The following adverse reactions are based on clinical trial and post-marketing experience. The following standard categories are used: Very common more than 1/10. Common more than 1/100; less than 1/10. Uncommon more than 1/1000; less than 1/100. Rare more than 1/10,000; less than 1/1000. Very Rare less than 1/10,000 (including Isolated cases).
Blood and lymphatic system disorders:

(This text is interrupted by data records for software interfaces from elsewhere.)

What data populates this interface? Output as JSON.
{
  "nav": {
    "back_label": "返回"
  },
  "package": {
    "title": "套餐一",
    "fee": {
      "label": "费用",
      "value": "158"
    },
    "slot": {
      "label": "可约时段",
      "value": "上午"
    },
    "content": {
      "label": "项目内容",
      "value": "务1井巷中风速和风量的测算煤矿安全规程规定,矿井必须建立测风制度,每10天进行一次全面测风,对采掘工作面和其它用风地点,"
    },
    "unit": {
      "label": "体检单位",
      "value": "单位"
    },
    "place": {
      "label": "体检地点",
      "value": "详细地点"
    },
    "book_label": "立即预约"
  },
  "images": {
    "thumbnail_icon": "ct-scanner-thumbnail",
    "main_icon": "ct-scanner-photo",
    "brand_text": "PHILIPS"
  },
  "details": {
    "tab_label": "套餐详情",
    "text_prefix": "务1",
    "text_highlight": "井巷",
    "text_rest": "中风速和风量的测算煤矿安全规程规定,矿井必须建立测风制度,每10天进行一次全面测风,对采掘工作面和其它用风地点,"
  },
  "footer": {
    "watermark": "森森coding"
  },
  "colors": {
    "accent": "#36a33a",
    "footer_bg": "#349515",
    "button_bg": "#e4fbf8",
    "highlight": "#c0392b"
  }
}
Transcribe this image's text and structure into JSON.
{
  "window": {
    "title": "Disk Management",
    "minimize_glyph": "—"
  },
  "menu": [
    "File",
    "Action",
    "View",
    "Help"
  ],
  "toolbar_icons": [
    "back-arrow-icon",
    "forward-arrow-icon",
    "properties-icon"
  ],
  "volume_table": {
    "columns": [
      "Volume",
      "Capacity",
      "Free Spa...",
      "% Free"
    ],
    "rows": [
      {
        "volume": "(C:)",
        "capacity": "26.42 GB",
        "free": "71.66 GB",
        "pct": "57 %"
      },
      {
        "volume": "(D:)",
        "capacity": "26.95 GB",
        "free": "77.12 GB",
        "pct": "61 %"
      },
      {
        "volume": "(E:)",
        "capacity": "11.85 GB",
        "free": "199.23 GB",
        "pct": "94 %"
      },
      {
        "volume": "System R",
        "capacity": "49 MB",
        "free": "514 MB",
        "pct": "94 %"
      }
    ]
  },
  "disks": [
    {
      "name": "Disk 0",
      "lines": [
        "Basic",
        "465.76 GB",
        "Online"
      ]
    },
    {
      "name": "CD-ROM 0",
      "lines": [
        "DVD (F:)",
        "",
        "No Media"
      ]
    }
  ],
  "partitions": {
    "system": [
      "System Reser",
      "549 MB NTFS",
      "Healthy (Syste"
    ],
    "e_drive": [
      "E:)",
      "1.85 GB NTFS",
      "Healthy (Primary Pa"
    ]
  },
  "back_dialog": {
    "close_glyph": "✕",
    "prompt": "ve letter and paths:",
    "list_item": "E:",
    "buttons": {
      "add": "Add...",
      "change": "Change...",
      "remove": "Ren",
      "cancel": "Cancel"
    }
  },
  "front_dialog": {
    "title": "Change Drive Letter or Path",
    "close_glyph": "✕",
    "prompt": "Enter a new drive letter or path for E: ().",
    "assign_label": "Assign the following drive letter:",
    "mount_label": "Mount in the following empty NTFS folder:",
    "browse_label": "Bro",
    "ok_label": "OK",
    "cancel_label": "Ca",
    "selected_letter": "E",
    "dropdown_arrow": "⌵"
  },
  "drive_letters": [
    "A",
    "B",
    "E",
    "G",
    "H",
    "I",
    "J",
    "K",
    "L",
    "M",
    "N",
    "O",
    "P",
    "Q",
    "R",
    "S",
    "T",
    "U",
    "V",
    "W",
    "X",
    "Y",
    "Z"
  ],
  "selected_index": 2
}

Common: haemorrhage at the injection site, ecchymoses, gastrointestinal bleeding, genitourinary bleeding, epistaxis. Uncommon: cerebral haemorrhages with their complications and possible fatal outcome, retinal haemorrhages, severe haemorrhages (also with fatal outcome), liver haemorrhages, retroperitoneal bleeding, bleeding into joints, splenic rupture. Blood transfusions are rarely required. Very rare: haemorrhage into the pericardium including myocardial rupture during thrombolytic treatment of acute myocardial infarction.
In serious haemorrhagic complications, streptokinase therapy should be discontinued and a proteinase inhibitor, e.g., aprotinin, should be given as follows. Initially 500 000 KIU (Kallikrein Inactivator Unit) up to one million KIU by slow intravenous injection or infusion. If necessary this should be followed by 200,000 KIU every four hours by intravenous drip until the bleeding stops. In addition, combination with synthetic antifibrinolytics, is recommended. If necessary, clotting factors can be substituted. Additional administration of synthetic antifibrinolytics has been reported to be efficient in single cases of bleeding episodes.
Immune system disorders:
Very Common: development of antistreptokinase antibodies (see Precautions). Common: allergic anaphylactic reactions, e.g. rash, flushing, itching, urticaria, angioneurotic oedema. dyspnoea, bronchospasm, hypotension. Very Rare: delayed allergic reactions, e.g. serum sickness, arthritis, vasculitis, nephritis, neuroallergic symptoms (polyneuropathy, e.g. Guillain Barre syndrome), severe allergic reactions up to shock including respiratory arrest.
Moderate or mild allergic reactions can be managed with concomitant antihistamine and/or corticosteroid therapy. If a severe allergic reaction occurs the infusion of streptokinase should be discontinued immediately and the patient given the appropriate treatment. The current medical standards for shock treatment should be observed. Lysis therapy should be continued with homologous fibrinolytics, such as Urokinase or tPA.
Nervous system disorders:
Rare: neurologic symptoms (e.g. dizziness, confusion, paralysis, hemiparesis, agitation, convulsion) in the context of cerebral haemorrhages or cardiovascular disorders with hypoperfusion of the brain
Very rare: iritis/uveitis/iridocyclitis.
Cardiac and vascular disorders:
Common: at the start of therapy, hypotension, tachycardia, bradycardia. Very rare: crystal cholesterol embolism.
During fibrinolytic therapy with streptokinase in patients with myocardial infarction, the following events have been reported as complications of myocardial infarction and/or symptoms of reperfusion: Very common: hypotension, heart rate and rhythm disorders, angina pectoris. Common: recurrent ischaemia, heart failure, reinfarction, cardiogenic shock, pericarditis, pulmonary oedema. Uncommon: cardiac arrest (leading to respiratory arrest), mitral insufficiency, pericardial effusion, cardiac tamponade, myocardial rupture, pulmonary or peripheral embolism.
These cardiovascular complications can be life-threatening and may lead to death.
During local lysis of peripheral arteries, distal embolization cannot be excluded.
Very rare: non-cardiogenic pulmonary oedema after intracoronary thrombolytic therapy in patients with extensive myocardial infarction.
Common: nausea, diarrhoea, epigastric pain, vomiting.
General disorders and administration site conditions:
Common: headache, back pain, musculoskeletal pain, chills, fever, asthenia, malaise.
Common: Transient elevations of serum transaminases and bilirubin.
Reporting of suspected adverse reactions:
Reporting suspected adverse reactions after authorisation of the medicinal product is important. It allows continued monitoring of the benefit/risk balance of the medicinal product. Healthcare professionals are asked to report any suspected adverse reactions.